I realized that if my wife and I never made it home – if we died in an accident – my kids would be taken by Child Protective Services. First, the person who was watching our kids was not an adult. Second, the person watching our kids was not a family member. And finally, we never left any instructions for our babysitter in case of an emergency.
So, had something happened to us, the police would have no choice but to take our children into custody until an adult family member could be located.
As a result, the way I plan for minor children changed forever.
At a minimum every parent with minor kids needs the following:
- A legally documented nomination for a long-term guardian for minor children.
- An emergency card in your wallet that identifies you as a parent with minor children and provides contact information for family members who can be reached to take the kids in an emergency.
- Emergency instructions for a babysitter identifying the people he or she would need to call in the event the police knock on the door to notify the family of an accident.
- Instructions to your long-term guardians regarding how you would like your children to be raised and immediate steps to take in the event they need to step in.
Planning for Your Pets
Whether you have human children or not, a lot of people have fur babies.

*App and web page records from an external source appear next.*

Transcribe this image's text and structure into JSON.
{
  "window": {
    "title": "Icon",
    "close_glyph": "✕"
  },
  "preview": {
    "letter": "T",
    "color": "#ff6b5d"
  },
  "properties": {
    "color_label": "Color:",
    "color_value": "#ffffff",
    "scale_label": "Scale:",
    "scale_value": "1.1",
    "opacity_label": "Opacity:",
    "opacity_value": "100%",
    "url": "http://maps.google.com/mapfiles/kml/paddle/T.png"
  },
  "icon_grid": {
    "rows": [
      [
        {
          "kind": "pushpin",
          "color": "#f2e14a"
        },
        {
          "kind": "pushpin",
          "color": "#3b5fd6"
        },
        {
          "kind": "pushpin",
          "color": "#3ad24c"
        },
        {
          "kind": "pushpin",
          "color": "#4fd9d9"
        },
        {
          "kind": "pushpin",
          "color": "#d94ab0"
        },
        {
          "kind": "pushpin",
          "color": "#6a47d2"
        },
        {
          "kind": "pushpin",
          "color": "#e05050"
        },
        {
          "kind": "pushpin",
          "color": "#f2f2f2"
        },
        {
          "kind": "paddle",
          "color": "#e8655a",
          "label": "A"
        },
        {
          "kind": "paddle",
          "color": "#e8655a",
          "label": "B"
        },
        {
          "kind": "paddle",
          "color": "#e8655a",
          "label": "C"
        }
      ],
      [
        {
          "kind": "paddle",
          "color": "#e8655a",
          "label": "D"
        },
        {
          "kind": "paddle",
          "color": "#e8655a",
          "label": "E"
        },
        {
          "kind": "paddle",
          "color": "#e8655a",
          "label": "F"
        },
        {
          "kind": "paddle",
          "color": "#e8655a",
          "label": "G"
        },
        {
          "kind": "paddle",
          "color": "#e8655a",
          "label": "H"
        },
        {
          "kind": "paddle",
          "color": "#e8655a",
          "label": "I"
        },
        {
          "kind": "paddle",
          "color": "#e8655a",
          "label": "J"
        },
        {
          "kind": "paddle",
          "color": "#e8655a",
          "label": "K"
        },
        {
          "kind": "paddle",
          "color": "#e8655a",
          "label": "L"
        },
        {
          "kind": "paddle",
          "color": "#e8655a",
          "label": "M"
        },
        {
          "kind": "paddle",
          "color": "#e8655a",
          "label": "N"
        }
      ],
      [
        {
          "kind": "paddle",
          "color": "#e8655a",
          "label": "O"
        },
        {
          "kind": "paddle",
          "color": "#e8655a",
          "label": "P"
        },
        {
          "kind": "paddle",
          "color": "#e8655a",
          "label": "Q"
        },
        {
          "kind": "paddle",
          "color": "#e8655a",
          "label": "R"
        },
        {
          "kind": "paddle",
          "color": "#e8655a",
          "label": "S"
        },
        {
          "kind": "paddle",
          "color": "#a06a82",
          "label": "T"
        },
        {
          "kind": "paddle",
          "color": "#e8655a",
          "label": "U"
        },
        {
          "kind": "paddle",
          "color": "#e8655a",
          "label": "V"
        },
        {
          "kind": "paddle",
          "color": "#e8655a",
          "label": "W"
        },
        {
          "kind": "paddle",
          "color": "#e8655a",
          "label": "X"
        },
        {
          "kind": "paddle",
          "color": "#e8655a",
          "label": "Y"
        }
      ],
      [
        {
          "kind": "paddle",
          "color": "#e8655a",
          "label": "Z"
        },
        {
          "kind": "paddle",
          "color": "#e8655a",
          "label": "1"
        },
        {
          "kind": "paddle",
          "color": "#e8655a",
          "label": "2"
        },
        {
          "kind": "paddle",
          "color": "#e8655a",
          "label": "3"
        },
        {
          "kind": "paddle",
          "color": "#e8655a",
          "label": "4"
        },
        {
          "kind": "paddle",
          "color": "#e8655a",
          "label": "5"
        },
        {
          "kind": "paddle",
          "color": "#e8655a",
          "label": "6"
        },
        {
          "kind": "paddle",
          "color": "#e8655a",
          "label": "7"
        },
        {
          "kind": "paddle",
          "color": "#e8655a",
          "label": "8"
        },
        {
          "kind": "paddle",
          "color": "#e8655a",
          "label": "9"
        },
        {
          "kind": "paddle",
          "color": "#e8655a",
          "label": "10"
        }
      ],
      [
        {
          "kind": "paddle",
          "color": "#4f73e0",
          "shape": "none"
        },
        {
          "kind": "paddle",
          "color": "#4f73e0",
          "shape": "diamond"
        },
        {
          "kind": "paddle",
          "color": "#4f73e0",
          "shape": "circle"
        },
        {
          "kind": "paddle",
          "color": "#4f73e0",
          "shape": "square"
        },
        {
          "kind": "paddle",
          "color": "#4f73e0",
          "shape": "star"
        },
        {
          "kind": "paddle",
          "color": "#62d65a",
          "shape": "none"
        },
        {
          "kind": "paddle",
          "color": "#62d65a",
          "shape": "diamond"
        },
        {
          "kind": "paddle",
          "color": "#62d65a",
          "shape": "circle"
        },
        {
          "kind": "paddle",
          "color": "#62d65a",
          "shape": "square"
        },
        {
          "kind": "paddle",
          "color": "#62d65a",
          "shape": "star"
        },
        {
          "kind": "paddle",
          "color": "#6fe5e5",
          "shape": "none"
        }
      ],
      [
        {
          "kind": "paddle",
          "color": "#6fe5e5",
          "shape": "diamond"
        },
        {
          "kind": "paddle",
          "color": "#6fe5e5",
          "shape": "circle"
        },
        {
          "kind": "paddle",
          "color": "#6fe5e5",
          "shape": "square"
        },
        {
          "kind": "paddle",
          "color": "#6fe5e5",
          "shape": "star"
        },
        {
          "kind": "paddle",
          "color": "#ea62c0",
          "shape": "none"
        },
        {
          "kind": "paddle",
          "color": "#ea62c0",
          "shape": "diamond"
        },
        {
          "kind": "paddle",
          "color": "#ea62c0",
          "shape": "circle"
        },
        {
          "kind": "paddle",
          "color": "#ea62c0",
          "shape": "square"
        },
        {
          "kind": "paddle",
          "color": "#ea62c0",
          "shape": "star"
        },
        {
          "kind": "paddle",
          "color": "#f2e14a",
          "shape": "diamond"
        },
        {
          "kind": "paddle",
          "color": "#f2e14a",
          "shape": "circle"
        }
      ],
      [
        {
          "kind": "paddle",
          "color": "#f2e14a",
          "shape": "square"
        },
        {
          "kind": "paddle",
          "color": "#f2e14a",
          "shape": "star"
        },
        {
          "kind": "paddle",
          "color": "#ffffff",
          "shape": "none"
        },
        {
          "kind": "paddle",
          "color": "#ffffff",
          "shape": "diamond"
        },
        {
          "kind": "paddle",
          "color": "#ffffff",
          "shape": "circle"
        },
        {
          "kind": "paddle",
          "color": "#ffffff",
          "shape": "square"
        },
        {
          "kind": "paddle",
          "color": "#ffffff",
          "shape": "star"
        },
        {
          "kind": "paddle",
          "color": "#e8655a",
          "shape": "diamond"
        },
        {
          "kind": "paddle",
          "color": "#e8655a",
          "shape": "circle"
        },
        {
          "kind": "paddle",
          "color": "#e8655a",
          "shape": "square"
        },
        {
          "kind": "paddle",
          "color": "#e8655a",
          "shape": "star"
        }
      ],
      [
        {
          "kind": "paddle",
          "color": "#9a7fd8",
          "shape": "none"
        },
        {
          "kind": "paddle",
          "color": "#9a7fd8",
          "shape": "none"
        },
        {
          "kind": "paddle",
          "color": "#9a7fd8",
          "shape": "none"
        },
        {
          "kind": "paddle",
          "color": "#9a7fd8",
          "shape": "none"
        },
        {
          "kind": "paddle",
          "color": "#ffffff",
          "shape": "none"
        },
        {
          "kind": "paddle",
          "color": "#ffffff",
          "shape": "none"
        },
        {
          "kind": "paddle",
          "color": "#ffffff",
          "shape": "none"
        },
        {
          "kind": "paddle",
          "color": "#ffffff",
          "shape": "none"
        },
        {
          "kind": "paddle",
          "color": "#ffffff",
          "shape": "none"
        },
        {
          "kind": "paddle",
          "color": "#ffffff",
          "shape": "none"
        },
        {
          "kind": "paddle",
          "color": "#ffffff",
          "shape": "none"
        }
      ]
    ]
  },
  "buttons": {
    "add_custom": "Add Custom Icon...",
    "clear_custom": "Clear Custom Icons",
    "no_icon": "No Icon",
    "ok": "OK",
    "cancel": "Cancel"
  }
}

Although the law does not have a succession plan for your fur babies, it does allow you to include them into your estate plan, and even make an entire trust just for them – the “Pet Trust.”
This post will not cover all of the things to consider regarding pet trusts, except to introduce the idea as a possibility.
Importantly, if you have fur babies, since the law does not give them any rights to your estate as a matter of law, you will need to engage an experienced estate planning attorney to help you plan for them.
So, here is what you need to know. You can set up a special trust called a “pet trust” wherein your trustee is given instructions to utilize your estate (or a defined portion of your estate) for the care and maintenance of your pets. After your pet or pets passes on, then the trust would tell the trustee to dispose of the residue of the pet trust to your family members, friends, charities, or anyone you decide to name as the residual beneficiaries.
The easiest way to do this is through a trust (although you could have a will that creates a testamentary pet trust).
There are all sorts of people we love, both human and non-human. Estate planning is designed for them. Good estate planning makes life easier for your loves ones, and even cares for them after you are gone. If you are interested in estate planning for the people you love in your life, give us a call at (951) 228-9979, or if you are in Orange County our phone number is (949) 464-4483. Alternatively, you can schedule a time and date for us to call you by clicking this link.